The chorus of Tea Party anger that drove conservative candidates to challenge their party’s elected officials is faltering to take down Republican legislators who supported Medicaid expansion.
But for many of the Republican challengers who received Gov. Jan Brewer’s backing against conservative lawmakers who fought the governor’s agenda, the end is nigh. They are losing — many of them badly — to incumbent conservatives, who were generally outspent and were at the receiving end of hundreds of thousands of dollars in outside spending.
In the Legislative District 25 Senate race, Sen. Bob Worsley appears to have successfully fended off the challenge from Dr. Ralph Heap, who excoriated the incumbent for supporting Medicaid expansion. With nearly all of precincts reporting, Worsley has secured 54 percent of the vote, compared to Heap’s 46 percent.
Rep. Jeff Dial has cemented his lead over former Arizona Republican Party Chairman Tom Morrissey, 60 to 40 percent, in the Senate race in Legislative District 18.
Both Sens. Steve Pierce and Adam Driggs, who also voted for Medicaid expansion, faced no opponents in the primary.
Meanwhile, the House incumbents who rallied behind Brewer’s proposal to raise Medicaid eligibility and sought reelection are poised to clinch their party’s nomination.
They include Reps. Kate Brophy McGee, Heather Carter, Doug Coleman, Ethan Orr, Frank Pratt, Bob Robson and T.J. Shope.
Meanwhile, nine of the 10 non-incumbent Republicans that received Brewer’s blessings are losing.
The challengers include Scott Bartle in central Arizona’s Legislative District 11 Senate race, and Jo Grant in that district’s House race; Diane Landis in the Legislative District 13 House race; Susan Syfert in southern Arizona’s Legislative District 14; Taylor McArthur in the East Valley’s Legislative District 16 Senate race; and Jeff Schwartz in Scottsdale’s Legislative District 23 Senate race.
Brewer also endorsed Effie Carlson and Bob Littlefield in the LD 23 House race, where a seat has opened up following Rep. John Kavanagh’s decision to run for the Senate.
The governor also backed Michelle Udall in the East Valley’s Legislative District 25, where a House seat is open, and Mary Hamway in central Phoenix’s Legislative District 28, where the House seats are currently held by Democratic Rep. Eric Meyer and Brophy McGee.
Hamway is the only Brewer-supported candidate in contention, but her position is tenuous: She holds a 19-vote lead over Shawnna Bolick.
Wary that her major political gains – notably, the massive expansion of Medicaid – will fall by the wayside, Gov. Jan Brewer made a slew of endorsements and deployed her political action committee, Arizona’s Legacy, to help incumbents who have stood by her side and to prop up “sensible conservatives” who are challenging conservative legislators.

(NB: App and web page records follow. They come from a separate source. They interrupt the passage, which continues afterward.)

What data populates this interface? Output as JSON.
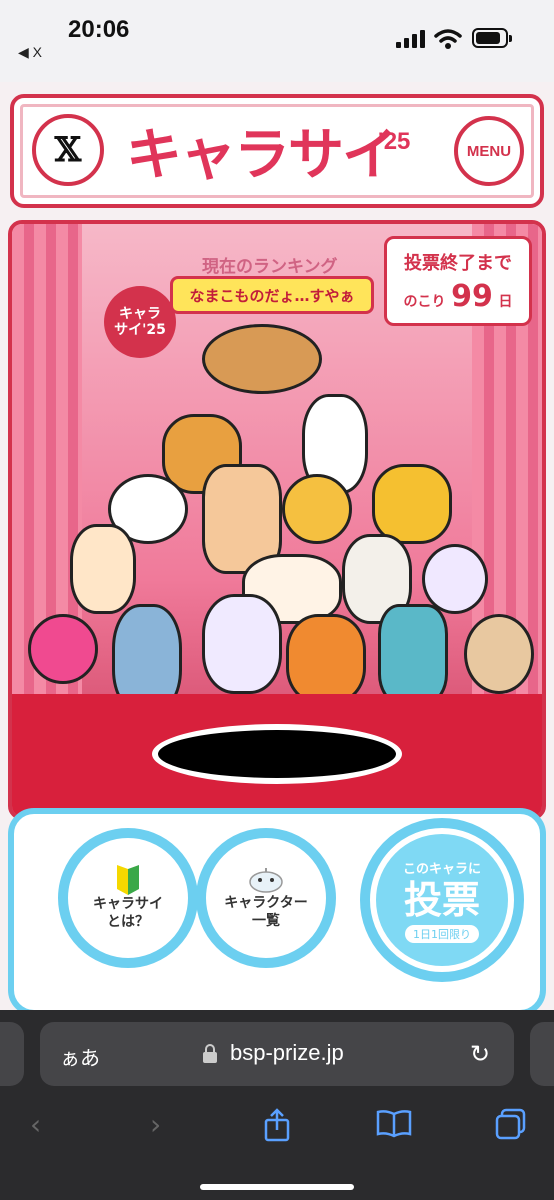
{
  "status": {
    "time": "20:06",
    "back_label": "◀ X"
  },
  "header": {
    "x_label": "𝕏",
    "logo": "キャラサイ",
    "logo_year": "'25",
    "menu_label": "MENU"
  },
  "stage": {
    "ranking_label": "現在のランキング",
    "bubble_text": "なまこものだょ…すやぁ",
    "mini_logo": "キャラ\nサイ'25",
    "countdown": {
      "title": "投票終了まで",
      "prefix": "のこり",
      "days": "99",
      "unit": "日"
    }
  },
  "nav": {
    "about_label": "キャラサイ\nとは？",
    "list_label": "キャラクター\n一覧",
    "vote_pre": "このキャラに",
    "vote_main": "投票",
    "vote_sub": "1日1回限り"
  },
  "browser": {
    "aa_label": "ぁあ",
    "url": "bsp-prize.jp"
  },
  "colors": {
    "brand_red": "#d3324c",
    "brand_blue": "#6ccff0",
    "accent_yellow": "#ffe45a"
  }
}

Arizona’s Legacy has spent nearly half a million dollars, the bulk of which paid for advertisements to help her slate.
In the last several years, a coalition of friendly Democrats and pragmatic Republicans has rallied behind her major policy proposals, including the biggest expansion of the Arizona Health Care Cost Containment System in recent years.
The same coalition also stopped a slew of proposals that sought to either undo Common Core or chip away at the controversial academic benchmarks.
Brewer’s allies knew the political risks. In many instances, their local Republican parties warned of a blowback. Some even filed resolutions condemning their decisions.
Angry Tea Partiers resorted to name calling. Some called Brewer’s allies something worst.
For pushing her plan, A.J. LaFaro, who chairs the Maricopa County Republican Party, compared Brewer to “Judas.”
Another activist, Tom Husband, a former chairman and executive director of the county GOP, equated Rep. Heather Carter, R-Phoenix, to the French women whose heads were shaved and paraded before the public following accusations of cavorting with German soldiers during World War II.
The governor’s allies defended their actions as the only pragmatic choice, noting that the alternatives to Medicaid expansion would have immediately drained the state’s rainy day fund and potentially divert hundreds of millions of dollars away from other priorities.
At the time that the policy was being debated, the Legislature’s budget research arm said if Arizona lifted an enrolment freeze and paid for childless adults’ insurance without any federal match, it would cost the state $3.6 billion from fiscal 2014 to 2016.
The passage of Brewer’s expansion plan didn’t end the controversy, however.
A group of conservative legislators have challenged the plan’s passage, arguing that the vote – it took a simple majority to pass it – didn’t reach the threshold set by the Arizona Constitution for a tax increase.
That case is spending, and if the Arizona Supreme Court struck down Medicaid expansion, it would plunge the Capitol into another political nightmare.
In addition to backing her legislative allies, Brewer endorsed Mesa Mayor Scott Smith in his bid to become the next governor, Michele Reagan in her campaign for the Secretary of State, Mark Brnovich’s attempt to succeed as attorney general, and Randy Pullen’s fight for state treasurer.